Collected data:
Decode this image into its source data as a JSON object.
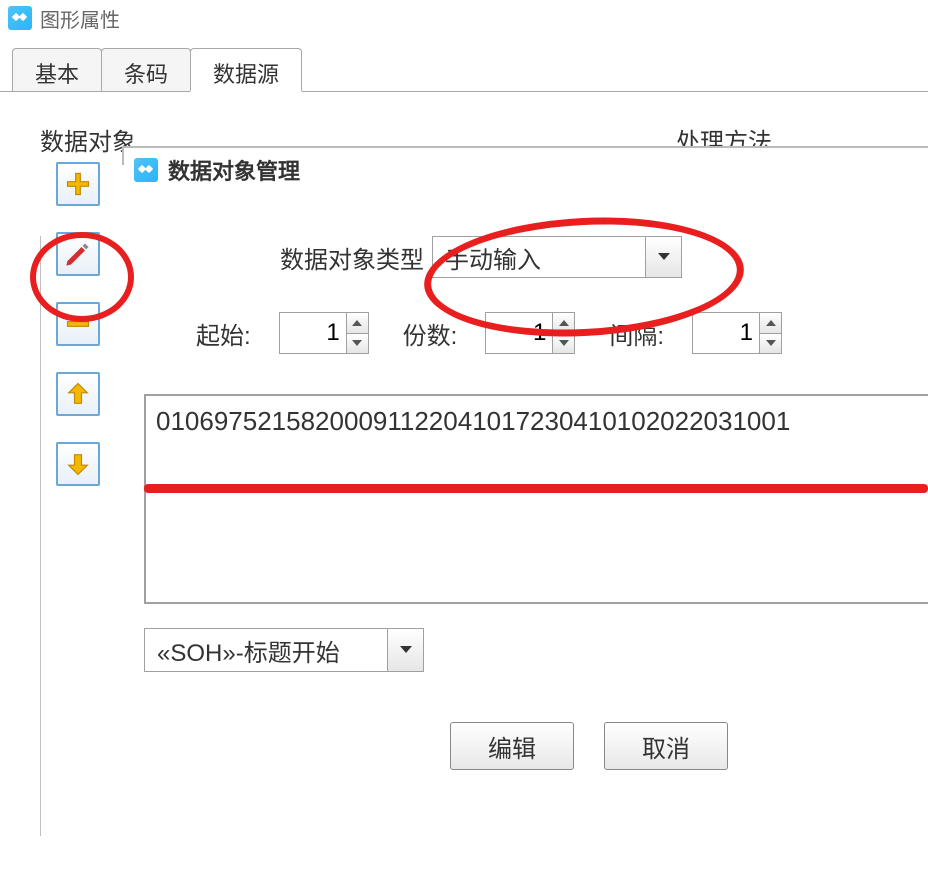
{
  "window": {
    "title": "图形属性"
  },
  "tabs": {
    "basic": "基本",
    "barcode": "条码",
    "datasource": "数据源"
  },
  "groups": {
    "data_object": "数据对象",
    "process_method": "处理方法"
  },
  "dialog": {
    "title": "数据对象管理",
    "type_label": "数据对象类型",
    "type_value": "手动输入",
    "start_label": "起始:",
    "start_value": "1",
    "copies_label": "份数:",
    "copies_value": "1",
    "interval_label": "间隔:",
    "interval_value": "1",
    "textarea_value": "0106975215820009112204101723041010202203100​1",
    "soh_value": "«SOH»-标题开始",
    "edit_button": "编辑",
    "cancel_button": "取消"
  },
  "icons": {
    "add": "plus-icon",
    "edit": "pencil-icon",
    "remove": "minus-icon",
    "up": "arrow-up-icon",
    "down": "arrow-down-icon"
  }
}
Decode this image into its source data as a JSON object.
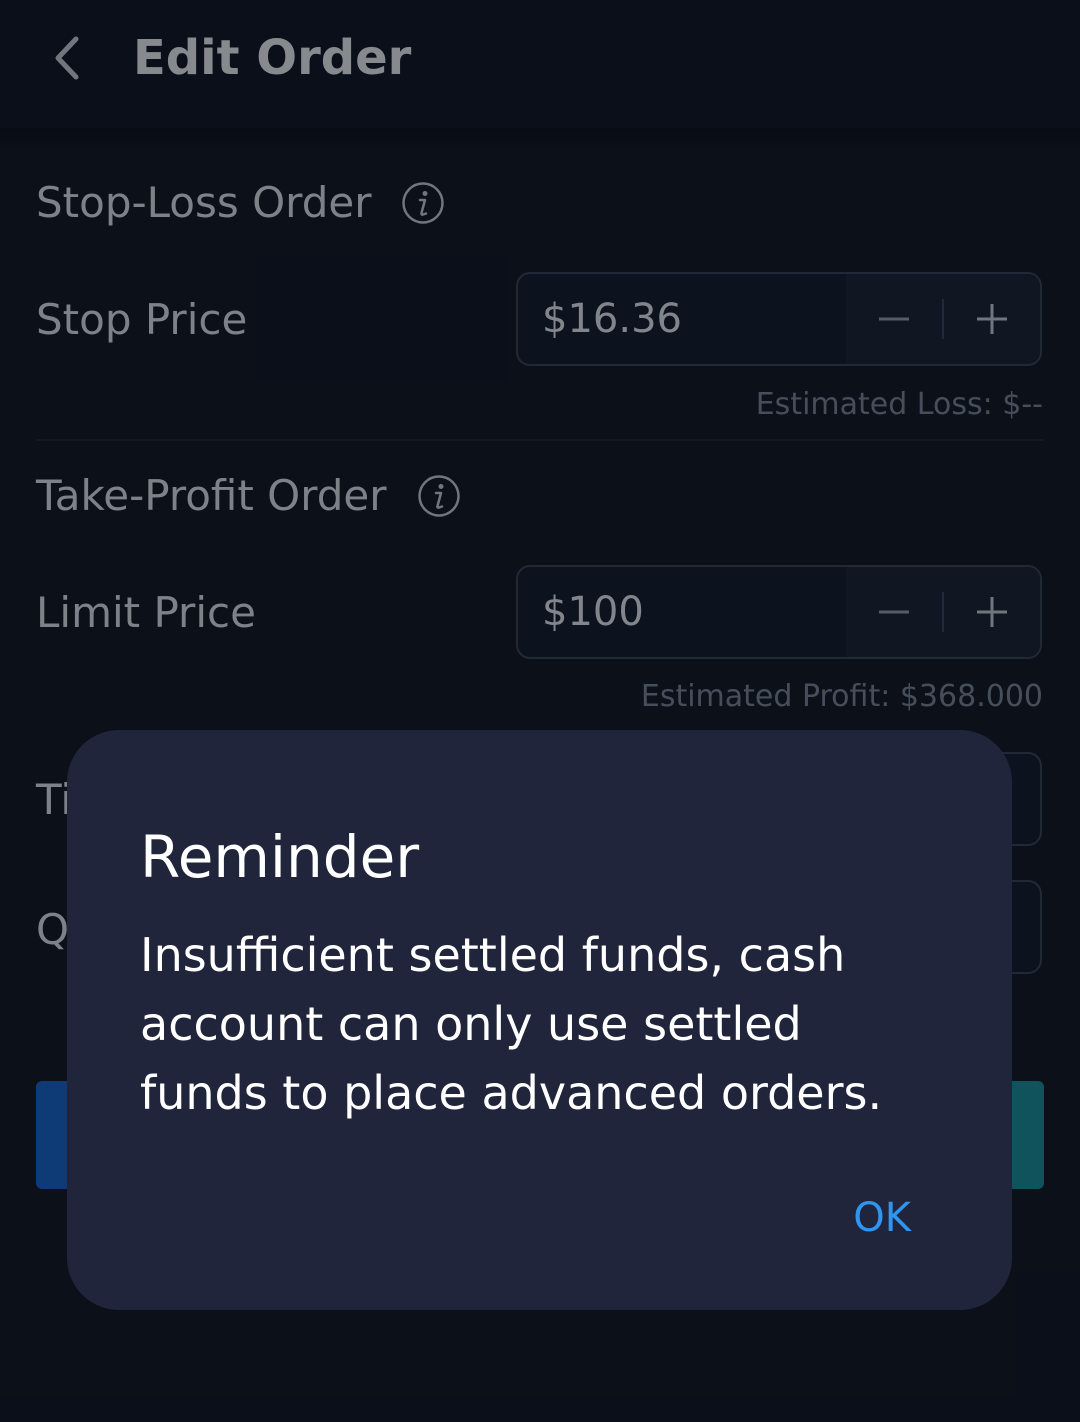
{
  "header": {
    "title": "Edit Order"
  },
  "stop_loss": {
    "section_title": "Stop-Loss Order",
    "field_label": "Stop Price",
    "value": "$16.36",
    "estimate": "Estimated Loss: $--"
  },
  "take_profit": {
    "section_title": "Take-Profit Order",
    "field_label": "Limit Price",
    "value": "$100",
    "estimate": "Estimated Profit: $368.000"
  },
  "obscured_rows": {
    "row1_label_partial": "Ti",
    "row2_label_partial": "Q"
  },
  "dialog": {
    "title": "Reminder",
    "message": "Insufficient settled funds, cash account can only use settled funds to place advanced orders.",
    "ok_label": "OK"
  },
  "colors": {
    "background": "#0f1420",
    "dialog_background": "#20253c",
    "link_blue": "#2f95ef",
    "primary_button": "#1562c8",
    "secondary_button": "#1a8f9c"
  }
}
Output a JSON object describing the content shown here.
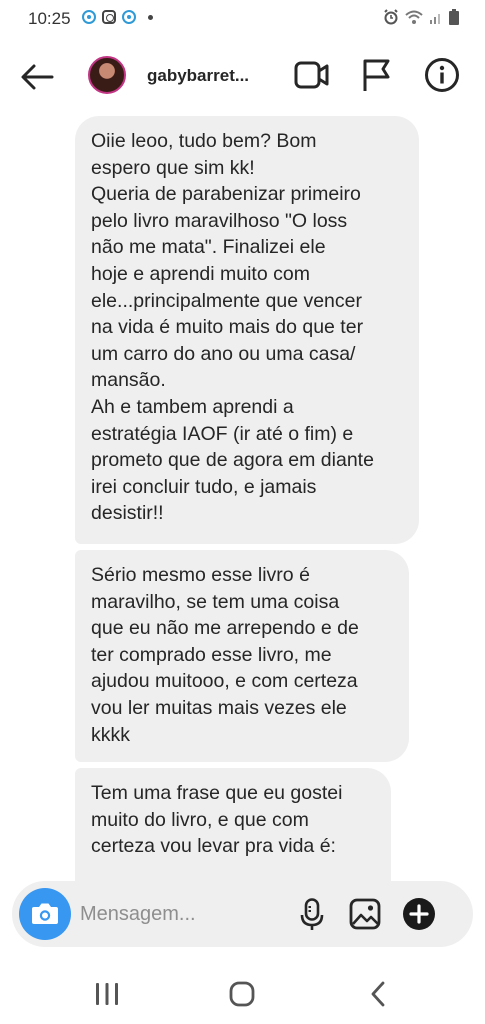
{
  "status_bar": {
    "time": "10:25"
  },
  "header": {
    "username": "gabybarret..."
  },
  "messages": [
    {
      "text": "Oiie leoo, tudo bem? Bom\nespero que sim kk!\nQueria de parabenizar primeiro\npelo livro maravilhoso \"O loss\nnão me mata\". Finalizei ele\nhoje e aprendi muito com\nele...principalmente que vencer\nna vida é muito mais do que ter\num carro do ano ou uma casa/\nmansão.\nAh e tambem aprendi a\nestratégia IAOF (ir até o fim) e\nprometo que de agora em diante\nirei concluir tudo, e jamais\ndesistir!!"
    },
    {
      "text": "Sério mesmo esse livro é\nmaravilho, se tem uma coisa\nque eu não me arrependo e de\nter comprado esse livro, me\najudou muitooo, e com certeza\nvou ler muitas mais vezes ele\nkkkk"
    },
    {
      "text": "Tem uma frase que eu gostei\nmuito do livro, e que com\ncerteza vou levar pra vida é:"
    }
  ],
  "composer": {
    "placeholder": "Mensagem..."
  },
  "colors": {
    "accent": "#3897f0",
    "bubble": "#efefef",
    "text": "#262626"
  },
  "icons": {
    "back": "arrow-left",
    "video": "video-camera",
    "flag": "flag",
    "info": "info-circle",
    "camera": "camera",
    "mic": "microphone",
    "gallery": "image",
    "plus": "plus-circle"
  }
}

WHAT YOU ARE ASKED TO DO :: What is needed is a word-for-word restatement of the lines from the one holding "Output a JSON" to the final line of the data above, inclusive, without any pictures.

RESULT OF THE EXERCISE ::
Output a JSON object describing the content shown here.
{
  "status_bar": {
    "time": "10:25"
  },
  "header": {
    "username": "gabybarret..."
  },
  "messages": [
    {
      "text": "Oiie leoo, tudo bem? Bom\nespero que sim kk!\nQueria de parabenizar primeiro\npelo livro maravilhoso \"O loss\nnão me mata\". Finalizei ele\nhoje e aprendi muito com\nele...principalmente que vencer\nna vida é muito mais do que ter\num carro do ano ou uma casa/\nmansão.\nAh e tambem aprendi a\nestratégia IAOF (ir até o fim) e\nprometo que de agora em diante\nirei concluir tudo, e jamais\ndesistir!!"
    },
    {
      "text": "Sério mesmo esse livro é\nmaravilho, se tem uma coisa\nque eu não me arrependo e de\nter comprado esse livro, me\najudou muitooo, e com certeza\nvou ler muitas mais vezes ele\nkkkk"
    },
    {
      "text": "Tem uma frase que eu gostei\nmuito do livro, e que com\ncerteza vou levar pra vida é:"
    }
  ],
  "composer": {
    "placeholder": "Mensagem..."
  },
  "colors": {
    "accent": "#3897f0",
    "bubble": "#efefef",
    "text": "#262626"
  },
  "icons": {
    "back": "arrow-left",
    "video": "video-camera",
    "flag": "flag",
    "info": "info-circle",
    "camera": "camera",
    "mic": "microphone",
    "gallery": "image",
    "plus": "plus-circle"
  }
}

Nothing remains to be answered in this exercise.